-- Task objective --
All entries below are to be written out again exactly, but no picture is to be copied.

━━━━━━━━━━━━━━━━

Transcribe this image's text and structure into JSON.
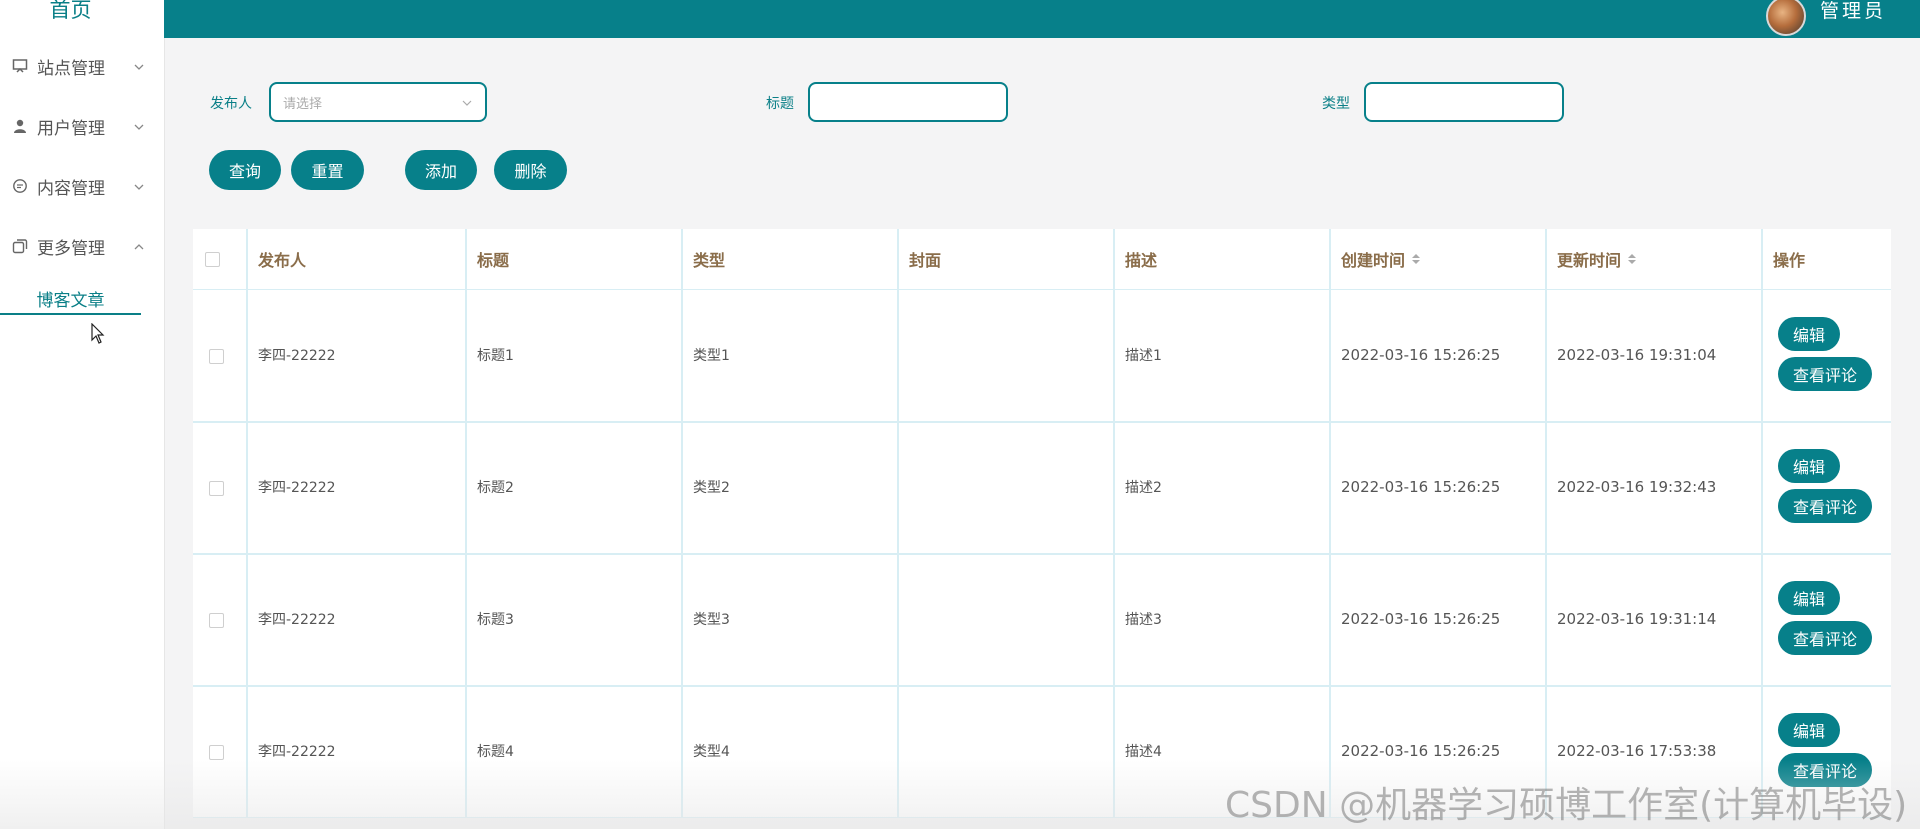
{
  "sidebar": {
    "home": "首页",
    "items": [
      {
        "label": "站点管理",
        "icon": "monitor-icon",
        "chevron": "chevron-down-icon"
      },
      {
        "label": "用户管理",
        "icon": "user-icon",
        "chevron": "chevron-down-icon"
      },
      {
        "label": "内容管理",
        "icon": "chat-icon",
        "chevron": "chevron-down-icon"
      },
      {
        "label": "更多管理",
        "icon": "copy-icon",
        "chevron": "chevron-up-icon"
      }
    ],
    "active_sub": "博客文章"
  },
  "header": {
    "user_name": "管理员"
  },
  "search": {
    "publisher_label": "发布人",
    "publisher_placeholder": "请选择",
    "title_label": "标题",
    "type_label": "类型",
    "query_button": "查询",
    "reset_button": "重置",
    "add_button": "添加",
    "delete_button": "删除"
  },
  "table": {
    "columns": [
      "发布人",
      "标题",
      "类型",
      "封面",
      "描述",
      "创建时间",
      "更新时间",
      "操作"
    ],
    "rows": [
      {
        "publisher": "李四-22222",
        "title": "标题1",
        "type": "类型1",
        "cover": "",
        "desc": "描述1",
        "created": "2022-03-16 15:26:25",
        "updated": "2022-03-16 19:31:04"
      },
      {
        "publisher": "李四-22222",
        "title": "标题2",
        "type": "类型2",
        "cover": "",
        "desc": "描述2",
        "created": "2022-03-16 15:26:25",
        "updated": "2022-03-16 19:32:43"
      },
      {
        "publisher": "李四-22222",
        "title": "标题3",
        "type": "类型3",
        "cover": "",
        "desc": "描述3",
        "created": "2022-03-16 15:26:25",
        "updated": "2022-03-16 19:31:14"
      },
      {
        "publisher": "李四-22222",
        "title": "标题4",
        "type": "类型4",
        "cover": "",
        "desc": "描述4",
        "created": "2022-03-16 15:26:25",
        "updated": "2022-03-16 17:53:38"
      }
    ],
    "edit_label": "编辑",
    "comments_label": "查看评论"
  },
  "watermark": "CSDN @机器学习硕博工作室(计算机毕设)",
  "colors": {
    "accent": "#07808a",
    "header_text": "#8a6d4a",
    "grid_line": "#d8eef4"
  }
}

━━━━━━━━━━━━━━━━

-- Result --
Transcribe this image's text and structure into JSON.
{
  "sidebar": {
    "home": "首页",
    "items": [
      {
        "label": "站点管理",
        "icon": "monitor-icon",
        "chevron": "chevron-down-icon"
      },
      {
        "label": "用户管理",
        "icon": "user-icon",
        "chevron": "chevron-down-icon"
      },
      {
        "label": "内容管理",
        "icon": "chat-icon",
        "chevron": "chevron-down-icon"
      },
      {
        "label": "更多管理",
        "icon": "copy-icon",
        "chevron": "chevron-up-icon"
      }
    ],
    "active_sub": "博客文章"
  },
  "header": {
    "user_name": "管理员"
  },
  "search": {
    "publisher_label": "发布人",
    "publisher_placeholder": "请选择",
    "title_label": "标题",
    "type_label": "类型",
    "query_button": "查询",
    "reset_button": "重置",
    "add_button": "添加",
    "delete_button": "删除"
  },
  "table": {
    "columns": [
      "发布人",
      "标题",
      "类型",
      "封面",
      "描述",
      "创建时间",
      "更新时间",
      "操作"
    ],
    "rows": [
      {
        "publisher": "李四-22222",
        "title": "标题1",
        "type": "类型1",
        "cover": "",
        "desc": "描述1",
        "created": "2022-03-16 15:26:25",
        "updated": "2022-03-16 19:31:04"
      },
      {
        "publisher": "李四-22222",
        "title": "标题2",
        "type": "类型2",
        "cover": "",
        "desc": "描述2",
        "created": "2022-03-16 15:26:25",
        "updated": "2022-03-16 19:32:43"
      },
      {
        "publisher": "李四-22222",
        "title": "标题3",
        "type": "类型3",
        "cover": "",
        "desc": "描述3",
        "created": "2022-03-16 15:26:25",
        "updated": "2022-03-16 19:31:14"
      },
      {
        "publisher": "李四-22222",
        "title": "标题4",
        "type": "类型4",
        "cover": "",
        "desc": "描述4",
        "created": "2022-03-16 15:26:25",
        "updated": "2022-03-16 17:53:38"
      }
    ],
    "edit_label": "编辑",
    "comments_label": "查看评论"
  },
  "watermark": "CSDN @机器学习硕博工作室(计算机毕设)",
  "colors": {
    "accent": "#07808a",
    "header_text": "#8a6d4a",
    "grid_line": "#d8eef4"
  }
}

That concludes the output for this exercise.